The first novel I read about the Donner Party was James Houston’s Snow Mountain Passage, a very moving account which follows the life of Patty Reed, who was only eight when her family joined the wagon train in 1846, beyond the mountains into her California. I happened to meet Houston at the Squaw Valley Community of Writers shortly after the book was published and asked him why he thought the world might need another book about what is undoubtedly among the most closely-documented events of western history. Turns out that he lived in the house in Santa Cruz where Patty Reed was living when she died in 1923 at the age of 93. He didn’t know that fact when he moved in, but had been hearing her voice in the rooms and felt compelled to tell her story. A friend I hadn’t seen for a while had developed an interest in the whole Donner event during the years since we’d last seen each other, and he referred me to Vardis Fisher’s The Mothers.

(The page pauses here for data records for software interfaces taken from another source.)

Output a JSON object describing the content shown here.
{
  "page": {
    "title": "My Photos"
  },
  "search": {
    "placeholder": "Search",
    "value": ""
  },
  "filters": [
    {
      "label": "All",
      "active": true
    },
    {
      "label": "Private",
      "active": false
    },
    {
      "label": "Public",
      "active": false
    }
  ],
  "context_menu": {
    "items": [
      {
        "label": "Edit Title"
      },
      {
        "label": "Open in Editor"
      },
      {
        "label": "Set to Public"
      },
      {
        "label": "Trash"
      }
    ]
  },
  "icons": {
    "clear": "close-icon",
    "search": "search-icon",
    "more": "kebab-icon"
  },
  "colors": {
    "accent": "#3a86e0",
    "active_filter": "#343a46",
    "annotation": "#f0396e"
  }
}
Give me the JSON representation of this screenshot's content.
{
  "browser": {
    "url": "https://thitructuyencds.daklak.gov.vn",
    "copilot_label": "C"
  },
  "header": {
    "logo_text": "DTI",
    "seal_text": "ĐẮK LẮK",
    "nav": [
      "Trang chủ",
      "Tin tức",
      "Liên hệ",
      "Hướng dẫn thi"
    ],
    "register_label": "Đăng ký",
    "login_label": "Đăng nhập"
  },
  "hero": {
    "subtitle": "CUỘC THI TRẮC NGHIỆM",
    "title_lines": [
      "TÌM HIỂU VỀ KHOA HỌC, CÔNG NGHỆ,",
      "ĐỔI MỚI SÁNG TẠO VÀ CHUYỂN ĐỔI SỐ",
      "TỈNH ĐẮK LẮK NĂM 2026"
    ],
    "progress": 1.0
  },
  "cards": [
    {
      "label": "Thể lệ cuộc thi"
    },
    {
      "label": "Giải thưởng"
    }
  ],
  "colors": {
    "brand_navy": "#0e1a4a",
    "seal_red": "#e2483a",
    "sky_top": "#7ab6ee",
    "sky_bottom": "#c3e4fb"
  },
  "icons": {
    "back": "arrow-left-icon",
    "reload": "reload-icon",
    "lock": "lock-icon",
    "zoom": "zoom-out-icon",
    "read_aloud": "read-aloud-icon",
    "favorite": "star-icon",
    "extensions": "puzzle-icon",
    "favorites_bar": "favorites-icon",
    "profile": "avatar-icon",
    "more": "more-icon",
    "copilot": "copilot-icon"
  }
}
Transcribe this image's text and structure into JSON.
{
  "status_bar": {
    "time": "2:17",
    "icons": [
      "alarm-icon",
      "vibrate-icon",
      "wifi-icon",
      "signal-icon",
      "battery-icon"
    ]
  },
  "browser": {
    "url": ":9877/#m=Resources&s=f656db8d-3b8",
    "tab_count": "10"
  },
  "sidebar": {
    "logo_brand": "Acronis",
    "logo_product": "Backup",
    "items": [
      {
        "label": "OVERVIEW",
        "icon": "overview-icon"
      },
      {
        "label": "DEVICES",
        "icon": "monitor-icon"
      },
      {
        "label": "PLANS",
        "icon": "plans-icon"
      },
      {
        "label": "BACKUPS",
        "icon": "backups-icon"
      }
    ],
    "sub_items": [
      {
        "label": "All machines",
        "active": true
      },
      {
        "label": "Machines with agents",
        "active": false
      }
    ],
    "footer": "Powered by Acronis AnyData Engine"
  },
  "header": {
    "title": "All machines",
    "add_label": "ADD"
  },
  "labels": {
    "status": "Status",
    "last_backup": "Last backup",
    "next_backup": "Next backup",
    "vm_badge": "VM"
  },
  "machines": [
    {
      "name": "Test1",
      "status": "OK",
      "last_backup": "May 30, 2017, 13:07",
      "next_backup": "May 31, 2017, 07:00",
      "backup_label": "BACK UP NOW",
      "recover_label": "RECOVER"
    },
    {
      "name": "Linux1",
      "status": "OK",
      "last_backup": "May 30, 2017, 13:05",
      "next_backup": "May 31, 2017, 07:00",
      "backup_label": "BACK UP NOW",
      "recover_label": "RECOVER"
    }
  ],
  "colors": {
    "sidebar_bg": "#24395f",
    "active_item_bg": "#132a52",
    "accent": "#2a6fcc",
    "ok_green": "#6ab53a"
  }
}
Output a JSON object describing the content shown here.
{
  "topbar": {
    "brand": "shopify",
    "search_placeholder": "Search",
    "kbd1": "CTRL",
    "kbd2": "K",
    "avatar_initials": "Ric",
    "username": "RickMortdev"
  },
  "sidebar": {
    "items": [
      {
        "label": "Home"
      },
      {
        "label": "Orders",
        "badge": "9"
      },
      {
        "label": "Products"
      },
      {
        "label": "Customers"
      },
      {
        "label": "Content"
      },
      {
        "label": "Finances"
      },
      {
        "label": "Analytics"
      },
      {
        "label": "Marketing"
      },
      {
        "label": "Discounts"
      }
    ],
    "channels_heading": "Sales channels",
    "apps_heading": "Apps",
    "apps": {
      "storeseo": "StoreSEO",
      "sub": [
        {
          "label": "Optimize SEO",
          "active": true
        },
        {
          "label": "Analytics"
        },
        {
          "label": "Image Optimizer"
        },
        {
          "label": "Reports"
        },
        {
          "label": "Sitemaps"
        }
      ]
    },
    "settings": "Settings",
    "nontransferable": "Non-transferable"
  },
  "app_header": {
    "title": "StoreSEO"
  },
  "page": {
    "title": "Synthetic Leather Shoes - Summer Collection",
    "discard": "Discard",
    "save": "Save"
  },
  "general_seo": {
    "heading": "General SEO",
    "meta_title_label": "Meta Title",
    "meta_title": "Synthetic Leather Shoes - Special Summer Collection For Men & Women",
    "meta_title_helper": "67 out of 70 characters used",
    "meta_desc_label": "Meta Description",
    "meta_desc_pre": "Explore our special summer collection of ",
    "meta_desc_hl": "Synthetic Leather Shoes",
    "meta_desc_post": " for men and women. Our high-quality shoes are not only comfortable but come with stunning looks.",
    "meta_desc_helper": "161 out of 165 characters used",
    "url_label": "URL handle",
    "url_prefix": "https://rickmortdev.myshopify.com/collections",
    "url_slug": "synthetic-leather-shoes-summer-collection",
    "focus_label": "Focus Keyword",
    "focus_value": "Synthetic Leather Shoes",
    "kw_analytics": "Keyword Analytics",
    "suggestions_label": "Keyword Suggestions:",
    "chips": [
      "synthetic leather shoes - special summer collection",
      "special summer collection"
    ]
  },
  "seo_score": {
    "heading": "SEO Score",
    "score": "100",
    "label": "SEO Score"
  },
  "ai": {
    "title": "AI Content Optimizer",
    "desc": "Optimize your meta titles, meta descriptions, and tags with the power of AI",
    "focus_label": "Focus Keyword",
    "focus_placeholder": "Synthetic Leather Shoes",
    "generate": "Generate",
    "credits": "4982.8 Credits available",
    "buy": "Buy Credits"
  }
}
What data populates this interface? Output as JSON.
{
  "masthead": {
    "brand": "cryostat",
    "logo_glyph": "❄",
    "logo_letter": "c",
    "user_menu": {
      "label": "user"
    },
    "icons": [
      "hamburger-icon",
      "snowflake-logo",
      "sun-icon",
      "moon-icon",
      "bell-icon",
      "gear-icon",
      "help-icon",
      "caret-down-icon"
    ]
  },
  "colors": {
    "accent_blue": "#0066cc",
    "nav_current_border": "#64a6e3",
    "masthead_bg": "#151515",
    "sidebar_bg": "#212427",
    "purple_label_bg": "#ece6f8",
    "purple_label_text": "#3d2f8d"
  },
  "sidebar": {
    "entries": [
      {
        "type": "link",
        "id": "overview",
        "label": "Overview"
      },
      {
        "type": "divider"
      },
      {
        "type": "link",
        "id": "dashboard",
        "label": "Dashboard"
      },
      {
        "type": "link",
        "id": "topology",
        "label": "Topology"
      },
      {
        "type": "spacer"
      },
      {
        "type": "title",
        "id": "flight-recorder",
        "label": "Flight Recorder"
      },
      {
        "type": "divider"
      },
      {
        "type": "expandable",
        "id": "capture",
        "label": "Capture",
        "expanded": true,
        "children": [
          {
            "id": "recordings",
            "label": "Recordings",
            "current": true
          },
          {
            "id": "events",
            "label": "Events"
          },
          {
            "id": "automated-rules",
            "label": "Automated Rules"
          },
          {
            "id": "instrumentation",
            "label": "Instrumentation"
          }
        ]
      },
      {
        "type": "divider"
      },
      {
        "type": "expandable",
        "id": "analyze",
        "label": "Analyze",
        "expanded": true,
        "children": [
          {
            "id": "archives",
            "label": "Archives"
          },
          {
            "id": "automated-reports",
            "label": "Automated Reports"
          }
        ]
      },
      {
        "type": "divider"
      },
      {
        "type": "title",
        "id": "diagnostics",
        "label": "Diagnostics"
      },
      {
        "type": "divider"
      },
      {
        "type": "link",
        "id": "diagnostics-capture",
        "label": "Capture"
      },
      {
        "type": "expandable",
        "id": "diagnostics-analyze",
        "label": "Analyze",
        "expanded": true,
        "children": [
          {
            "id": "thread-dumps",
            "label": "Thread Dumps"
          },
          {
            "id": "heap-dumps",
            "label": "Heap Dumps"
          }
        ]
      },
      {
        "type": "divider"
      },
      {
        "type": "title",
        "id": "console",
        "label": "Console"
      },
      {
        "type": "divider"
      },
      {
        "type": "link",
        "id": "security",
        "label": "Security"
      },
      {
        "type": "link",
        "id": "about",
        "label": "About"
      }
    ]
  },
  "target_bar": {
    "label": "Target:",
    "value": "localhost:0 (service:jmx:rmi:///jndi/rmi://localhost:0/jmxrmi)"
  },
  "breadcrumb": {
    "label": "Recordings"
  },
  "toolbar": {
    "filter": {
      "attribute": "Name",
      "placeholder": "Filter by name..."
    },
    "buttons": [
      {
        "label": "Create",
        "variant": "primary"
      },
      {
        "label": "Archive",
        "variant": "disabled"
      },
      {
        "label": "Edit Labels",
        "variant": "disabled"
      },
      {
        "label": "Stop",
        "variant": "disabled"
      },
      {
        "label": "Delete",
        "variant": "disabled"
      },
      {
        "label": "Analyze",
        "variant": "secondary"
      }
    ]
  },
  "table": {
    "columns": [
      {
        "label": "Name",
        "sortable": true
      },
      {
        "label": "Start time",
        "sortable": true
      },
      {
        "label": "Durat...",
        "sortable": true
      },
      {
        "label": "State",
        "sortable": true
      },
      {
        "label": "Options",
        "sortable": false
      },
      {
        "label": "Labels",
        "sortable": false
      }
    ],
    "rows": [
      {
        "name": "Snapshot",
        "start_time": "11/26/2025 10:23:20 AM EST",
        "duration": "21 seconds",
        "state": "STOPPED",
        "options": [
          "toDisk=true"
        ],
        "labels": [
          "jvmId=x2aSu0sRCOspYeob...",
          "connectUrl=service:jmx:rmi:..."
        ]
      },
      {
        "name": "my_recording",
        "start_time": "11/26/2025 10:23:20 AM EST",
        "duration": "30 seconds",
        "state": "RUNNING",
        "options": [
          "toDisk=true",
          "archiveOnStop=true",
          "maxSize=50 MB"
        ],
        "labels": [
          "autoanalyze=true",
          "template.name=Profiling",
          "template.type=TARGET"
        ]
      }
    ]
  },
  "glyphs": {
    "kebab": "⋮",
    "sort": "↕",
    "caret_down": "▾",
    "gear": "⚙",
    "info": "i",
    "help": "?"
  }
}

I feel fortunate to have more or less by accident come upon the rich experience of reading this pair of novels.
Unlike Snow Mountain Passage, which is intensely personal, drawn from Patty’s imagined “trail notes,” and focuses on the emotional response to a fairly small group of the unfortunates in this drama, The Mothers takes the long view. As you can see from the reproduction of the frontispiece above, Fisher calls it “An American Saga of Courage,” and adopts an omniscient view of the events, passing more or less Olympian judgment on his characters. As the title implies, his primary thesis is that those who have the most at stake–namely children and family–will demonstrate the most courage in extremis, and that you’ll find that courage manifested most strongly in mothers. He does acknowledge exceptions, allowing that passive or generous natures sometimes prevent the spirit of the true survivor from shining through. The kind of mother Fisher most admires would never, for example, have given up meat that her children might need, as Eleanor Eddy did, even to help her husband make it across the mountains for help. Still, it’s a fascinating hypothesis, and there are enough demonstrated examples in the tale to make you think that amiability and survival might be mutually exclusive.
The whole event is most famous, of course, for the cannibalism, a subject on which both Fisher and Houston tread fairly lightly. It was by no means the only instance of cannibalism on the frontier, but it’s the best known, the one most of us heard about in school. Both authors treat the horror of the taboo and show fascination with some of the rituals and procedures that develop once it’s been violated. One of the most touching moments of The Mothers is when a dying father suggests his daughters to eat his flesh to save themselves once he passes on. There are those who will eat only those who are already dead, others who aren’t willing to wait for death to come naturally. Still, the focus of both novels is on the struggle to survive and the inner character that the extreme conditions reveal rather than on the mutual munching.
Fisher joins the company during their trek along the Humboldt River, and his account provides a carefully detailed account of the elements that got them into such trouble. The carelessness and thoughtlessness are astounding. They lose precious animals because they allow them to wander without setting up guards. Then they get careless about guards and lose more even though they know the cattle are their lives. They continually bicker and refuse to cooperate in a situation where mutual support is all that will save them. Houston starts us off with the preparations to leave for the trip, showing how the Reeds’ insistence on outfitting a huge and heavy wagon nicknamed the “palace car” may have sown the initial seeds of the party’s destruction. Without the delays in getting started which the big vehicle caused and its lumbering pace, they might have beat the storms to the pass. However, the bitter quarrels about everything from the route to the disbursement of provisions showed in both novels that the endemic ability to truly join together and perhaps the lack of a strong leader doomed the enterprise from the beginning.
A reading of The Mothers and Snow Mountain Passage is a fine way to experience this piece of history-cum-mythology. The Mothers is very fine for its detailed historical, chronological record and for the descriptions of personality and character that certainly debunk the notion that our pioneer forebears were uniformly courageous and virtuous. Snow Mountain Passage demonstrates how a strong and loving spirit can transcend even the most horrible of human (inhuman?) experiences and find not only survival, but happiness. I wonder where I’d have fallen in that spectrum. I’m glad I won’t (at least I hope I won’t.) have to find out.